(Available records Opens)

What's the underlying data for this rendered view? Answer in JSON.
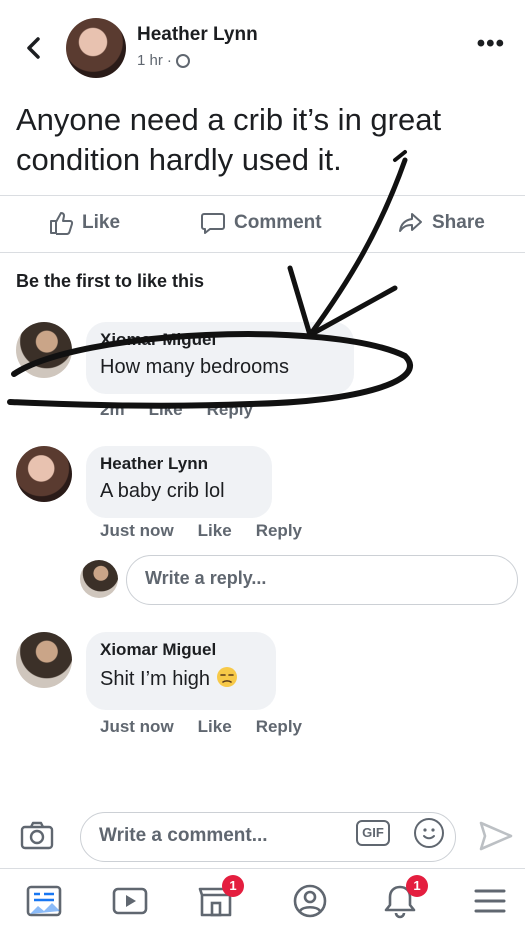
{
  "post": {
    "author": "Heather Lynn",
    "time": "1 hr",
    "separator": "·",
    "text": "Anyone need a crib it’s in great condition hardly used it."
  },
  "actions": {
    "like": "Like",
    "comment": "Comment",
    "share": "Share"
  },
  "likes_text": "Be the first to like this",
  "comments": [
    {
      "name": "Xiomar Miguel",
      "text": "How many bedrooms",
      "time": "2m",
      "like": "Like",
      "reply": "Reply"
    },
    {
      "name": "Heather Lynn",
      "text": "A baby crib lol",
      "time": "Just now",
      "like": "Like",
      "reply": "Reply"
    },
    {
      "name": "Xiomar Miguel",
      "text": "Shit I’m high",
      "time": "Just now",
      "like": "Like",
      "reply": "Reply"
    }
  ],
  "reply_placeholder": "Write a reply...",
  "composer": {
    "placeholder": "Write a comment...",
    "gif": "GIF"
  },
  "tabs": [
    {
      "icon": "news-feed-icon"
    },
    {
      "icon": "watch-icon"
    },
    {
      "icon": "marketplace-icon",
      "badge": "1"
    },
    {
      "icon": "profile-icon"
    },
    {
      "icon": "notifications-icon",
      "badge": "1"
    },
    {
      "icon": "menu-icon"
    }
  ],
  "colors": {
    "text": "#1c1e21",
    "secondary": "#606770",
    "bubble": "#f0f2f5",
    "badge": "#e41e3f",
    "accent_send": "#bcc0c4"
  }
}
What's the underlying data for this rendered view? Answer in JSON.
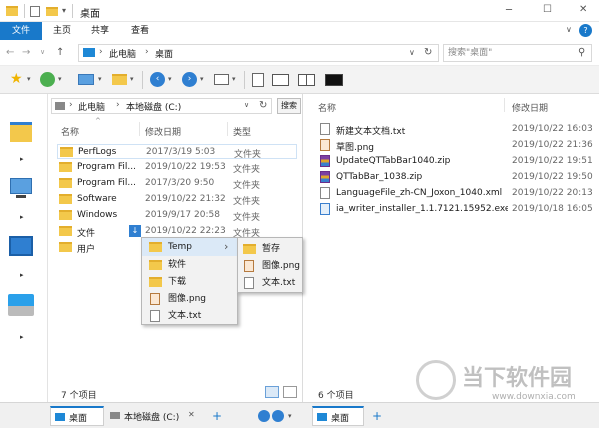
{
  "window": {
    "title": "桌面",
    "buttons": {
      "minimize": "─",
      "maximize": "☐",
      "close": "✕"
    }
  },
  "ribbon": {
    "tabs": [
      "文件",
      "主页",
      "共享",
      "查看"
    ],
    "help": "?"
  },
  "address": {
    "back": "←",
    "forward": "→",
    "up": "↑",
    "crumbs": [
      "此电脑",
      "桌面"
    ],
    "sep": "›",
    "dropdown": "∨",
    "refresh": "↻",
    "search_placeholder": "搜索\"桌面\"",
    "search_icon": "⚲"
  },
  "left_pane": {
    "address": {
      "crumbs": [
        "此电脑",
        "本地磁盘 (C:)"
      ],
      "search_button": "搜索"
    },
    "columns": {
      "name": "名称",
      "date": "修改日期",
      "type": "类型"
    },
    "rows": [
      {
        "name": "PerfLogs",
        "date": "2017/3/19 5:03",
        "type": "文件夹"
      },
      {
        "name": "Program Fil...",
        "date": "2019/10/22 19:53",
        "type": "文件夹"
      },
      {
        "name": "Program Fil...",
        "date": "2017/3/20 9:50",
        "type": "文件夹"
      },
      {
        "name": "Software",
        "date": "2019/10/22 21:32",
        "type": "文件夹"
      },
      {
        "name": "Windows",
        "date": "2019/9/17 20:58",
        "type": "文件夹"
      },
      {
        "name": "文件",
        "date": "2019/10/22 22:23",
        "type": "文件夹"
      },
      {
        "name": "用户",
        "date": "",
        "type": ""
      }
    ],
    "status": "7 个项目"
  },
  "right_pane": {
    "columns": {
      "name": "名称",
      "date": "修改日期"
    },
    "rows": [
      {
        "name": "新建文本文档.txt",
        "date": "2019/10/22 16:03"
      },
      {
        "name": "草图.png",
        "date": "2019/10/22 21:36"
      },
      {
        "name": "UpdateQTTabBar1040.zip",
        "date": "2019/10/22 19:51"
      },
      {
        "name": "QTTabBar_1038.zip",
        "date": "2019/10/22 19:50"
      },
      {
        "name": "LanguageFile_zh-CN_Joxon_1040.xml",
        "date": "2019/10/22 20:13"
      },
      {
        "name": "ia_writer_installer_1.1.7121.15952.exe",
        "date": "2019/10/18 16:05"
      }
    ],
    "status": "6 个项目"
  },
  "context_menu": {
    "items": [
      "Temp",
      "软件",
      "下载",
      "图像.png",
      "文本.txt"
    ],
    "submenu": [
      "暂存",
      "图像.png",
      "文本.txt"
    ],
    "arrow": "›"
  },
  "bottom_tabs": {
    "left": [
      "桌面",
      "本地磁盘 (C:)"
    ],
    "right": [
      "桌面"
    ],
    "close": "✕",
    "add": "+"
  },
  "watermark": {
    "brand": "当下软件园",
    "url": "www.downxia.com"
  },
  "colors": {
    "accent": "#1979ca",
    "folder": "#f3c84b",
    "selection": "#dbe9f7"
  }
}
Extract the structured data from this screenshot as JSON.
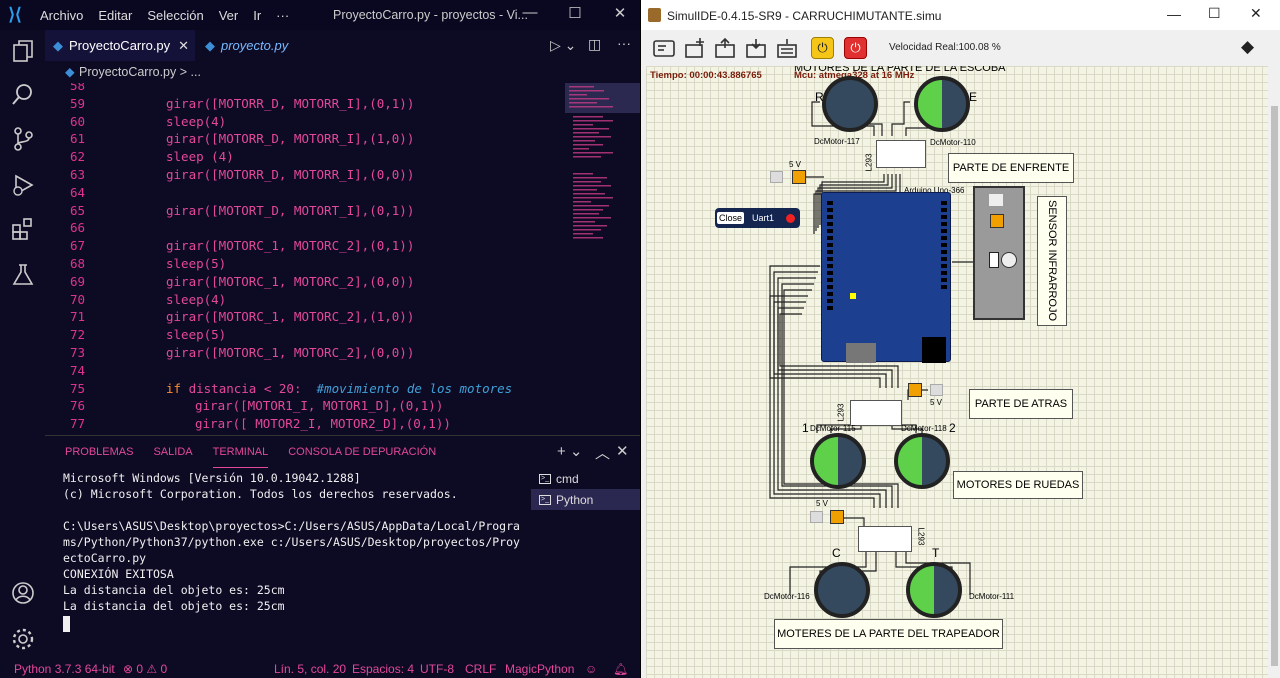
{
  "vscode": {
    "menu": [
      "Archivo",
      "Editar",
      "Selección",
      "Ver",
      "Ir",
      "···"
    ],
    "window_title": "ProyectoCarro.py - proyectos - Vi...",
    "tabs": [
      {
        "label": "ProyectoCarro.py",
        "active": true
      },
      {
        "label": "proyecto.py",
        "active": false
      }
    ],
    "breadcrumb": "ProyectoCarro.py > ...",
    "code_lines": [
      {
        "n": "58",
        "text": "",
        "indent": 0
      },
      {
        "n": "59",
        "text": "girar([MOTORR_D, MOTORR_I],(0,1))",
        "indent": 1
      },
      {
        "n": "60",
        "text": "sleep(4)",
        "indent": 1
      },
      {
        "n": "61",
        "text": "girar([MOTORR_D, MOTORR_I],(1,0))",
        "indent": 1
      },
      {
        "n": "62",
        "text": "sleep (4)",
        "indent": 1
      },
      {
        "n": "63",
        "text": "girar([MOTORR_D, MOTORR_I],(0,0))",
        "indent": 1
      },
      {
        "n": "64",
        "text": "",
        "indent": 0
      },
      {
        "n": "65",
        "text": "girar([MOTORT_D, MOTORT_I],(0,1))",
        "indent": 1
      },
      {
        "n": "66",
        "text": "",
        "indent": 0
      },
      {
        "n": "67",
        "text": "girar([MOTORC_1, MOTORC_2],(0,1))",
        "indent": 1
      },
      {
        "n": "68",
        "text": "sleep(5)",
        "indent": 1
      },
      {
        "n": "69",
        "text": "girar([MOTORC_1, MOTORC_2],(0,0))",
        "indent": 1
      },
      {
        "n": "70",
        "text": "sleep(4)",
        "indent": 1
      },
      {
        "n": "71",
        "text": "girar([MOTORC_1, MOTORC_2],(1,0))",
        "indent": 1
      },
      {
        "n": "72",
        "text": "sleep(5)",
        "indent": 1
      },
      {
        "n": "73",
        "text": "girar([MOTORC_1, MOTORC_2],(0,0))",
        "indent": 1
      },
      {
        "n": "74",
        "text": "",
        "indent": 0
      },
      {
        "n": "75",
        "text": "if distancia < 20:  #movimiento de los motores",
        "indent": 1
      },
      {
        "n": "76",
        "text": "girar([MOTOR1_I, MOTOR1_D],(0,1))",
        "indent": 2
      },
      {
        "n": "77",
        "text": "girar([ MOTOR2_I, MOTOR2_D],(0,1))",
        "indent": 2
      }
    ],
    "panel_tabs": [
      {
        "label": "PROBLEMAS",
        "active": false
      },
      {
        "label": "SALIDA",
        "active": false
      },
      {
        "label": "TERMINAL",
        "active": true
      },
      {
        "label": "CONSOLA DE DEPURACIÓN",
        "active": false
      }
    ],
    "terminal_lines": [
      "Microsoft Windows [Versión 10.0.19042.1288]",
      "(c) Microsoft Corporation. Todos los derechos reservados.",
      "",
      "C:\\Users\\ASUS\\Desktop\\proyectos>C:/Users/ASUS/AppData/Local/Programs/Python/Python37/python.exe c:/Users/ASUS/Desktop/proyectos/ProyectoCarro.py",
      "CONEXIÓN EXITOSA",
      "La distancia del objeto es: 25cm",
      "La distancia del objeto es: 25cm"
    ],
    "terminal_list": [
      {
        "label": "cmd",
        "active": false
      },
      {
        "label": "Python",
        "active": true
      }
    ],
    "status": {
      "python": "Python 3.7.3 64-bit",
      "errors": "⊗ 0 ⚠ 0",
      "position": "Lín. 5, col. 20",
      "spaces": "Espacios: 4",
      "encoding": "UTF-8",
      "eol": "CRLF",
      "lang": "MagicPython"
    }
  },
  "simulide": {
    "window_title": "SimulIDE-0.4.15-SR9  -  CARRUCHIMUTANTE.simu",
    "speed": "Velocidad Real:100.08 %",
    "time": "Tiempo: 00:00:43.886765",
    "mcu": "Mcu: atmega328 at 16 MHz",
    "labels": {
      "escoba_title": "MOTORES DE LA PARTE DE LA ESCOBA",
      "enfrente": "PARTE DE ENFRENTE",
      "sensor": "SENSOR INFRARROJO",
      "atras": "PARTE DE ATRAS",
      "ruedas": "MOTORES DE RUEDAS",
      "trapeador": "MOTERES DE LA PARTE DEL TRAPEADOR"
    },
    "motors": {
      "m117": "DcMotor-117",
      "m110": "DcMotor-110",
      "m115": "DcMotor-115",
      "m118": "DcMotor-118",
      "m116": "DcMotor-116",
      "m111": "DcMotor-111"
    },
    "letters": {
      "r": "R",
      "e": "E",
      "one": "1",
      "two": "2",
      "c": "C",
      "t": "T"
    },
    "arduino": "Arduino Uno-366",
    "uart_close": "Close",
    "uart_label": "Uart1",
    "five_v": "5 V",
    "l293": "L293"
  }
}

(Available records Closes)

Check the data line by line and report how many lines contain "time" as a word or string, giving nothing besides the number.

5